This week we continue our examination of common scrap metals by uncovering seven unusual facts about copper.
- Copper plays a key role in the human body
An adult human body contains between 1.4 and 2.1mg of copper per kg. Copper is a trace dietary mineral that can be found in the muscle, liver and bone. Foods rich in this trace mineral include broccoli, almonds, chocolate, soybeans, garlic, peas, seafood and whole wheat products.
- The word copper comes from the Latin word ‘aes cyprium’
Aes cyprium means “metal of Cyprus” and refers to the island where copper was mined during the Roman era.
- It is the oldest metal worked by man
Humans have been working copper for almost 8,000 years and utilized native copper created by naturally occurring chemical reactions. The oldest copper object (and therefore the oldest metal object) ever found is a tiny awl (leather working tool) dating back around 6,000 years to sometime between 5100 and 4600 B.C. Modern humans discovered how to smelt copper in about 4500 B.C, this marked the beginning of the Bronze Age.

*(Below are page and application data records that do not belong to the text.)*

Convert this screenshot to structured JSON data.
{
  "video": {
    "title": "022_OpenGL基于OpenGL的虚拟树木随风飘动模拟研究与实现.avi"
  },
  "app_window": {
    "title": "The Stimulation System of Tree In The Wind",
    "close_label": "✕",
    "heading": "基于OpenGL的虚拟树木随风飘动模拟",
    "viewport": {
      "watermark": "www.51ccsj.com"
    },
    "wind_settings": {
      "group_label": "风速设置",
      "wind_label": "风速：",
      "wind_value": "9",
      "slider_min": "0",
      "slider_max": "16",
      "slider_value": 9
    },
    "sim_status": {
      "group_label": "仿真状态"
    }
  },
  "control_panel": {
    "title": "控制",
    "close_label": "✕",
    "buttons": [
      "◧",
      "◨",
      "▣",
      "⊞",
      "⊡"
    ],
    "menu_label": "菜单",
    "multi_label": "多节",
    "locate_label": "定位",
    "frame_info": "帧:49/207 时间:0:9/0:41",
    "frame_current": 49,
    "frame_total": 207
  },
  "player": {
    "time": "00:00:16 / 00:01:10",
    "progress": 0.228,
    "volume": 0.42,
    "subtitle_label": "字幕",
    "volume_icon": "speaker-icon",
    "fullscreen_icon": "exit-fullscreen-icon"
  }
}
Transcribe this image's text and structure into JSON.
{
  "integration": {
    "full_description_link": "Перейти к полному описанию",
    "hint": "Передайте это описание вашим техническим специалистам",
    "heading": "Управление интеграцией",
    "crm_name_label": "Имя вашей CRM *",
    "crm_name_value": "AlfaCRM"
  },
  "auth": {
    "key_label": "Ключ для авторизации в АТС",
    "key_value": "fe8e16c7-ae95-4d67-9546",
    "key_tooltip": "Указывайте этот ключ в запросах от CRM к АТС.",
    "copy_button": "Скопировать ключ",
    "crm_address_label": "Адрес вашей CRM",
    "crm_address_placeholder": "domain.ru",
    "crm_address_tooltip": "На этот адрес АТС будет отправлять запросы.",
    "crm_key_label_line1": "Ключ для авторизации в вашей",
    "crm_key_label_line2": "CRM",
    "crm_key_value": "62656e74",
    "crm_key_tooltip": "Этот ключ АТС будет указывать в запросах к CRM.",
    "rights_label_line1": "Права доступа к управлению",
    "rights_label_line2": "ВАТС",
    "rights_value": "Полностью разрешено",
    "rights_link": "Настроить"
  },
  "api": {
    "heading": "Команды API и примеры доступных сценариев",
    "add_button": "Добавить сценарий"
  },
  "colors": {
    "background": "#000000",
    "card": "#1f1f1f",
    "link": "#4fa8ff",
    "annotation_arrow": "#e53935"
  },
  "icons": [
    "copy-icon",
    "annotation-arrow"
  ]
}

- Copper is antimicrobial
It can kill bacteria, viruses and yeasts upon contact by disrupting the electrical charge of cell membranes. These properties have made copper a popular area of research in the medical field and is currently being tested to see if it can reduce the microbial burden in a hospital environment and thus reduce instances of infection.
- Ancient Egyptians made copper makeup
Copper played an integral part in the daily beauty routine of Egyptians, who not only used copper to create personal care implements such as razors and mirrors, but also used copper compounds malachite and azurite to produce vibrant green and blue eye makeup.
- Early electrical engineering would have been impossible without copper
The scientists who were pioneers in electricity relied heavily on copper as a transmitter due to it’s high conductivity properties.
- The Statue of Liberty contains 81,000 tons of copper
This iconic statue is covered in 80 tons of green verdigris (the green colour produced when copper is exposed to water and air) which is only 0.12 millimetres thick. Originally the statue was copper coloured and only became green in 1920, 34 years after it was constructed.
Metal Men Recycling accept all grades of copper and offer cash for metal scrap of all kinds. Contact us today by calling 03 5941 6677.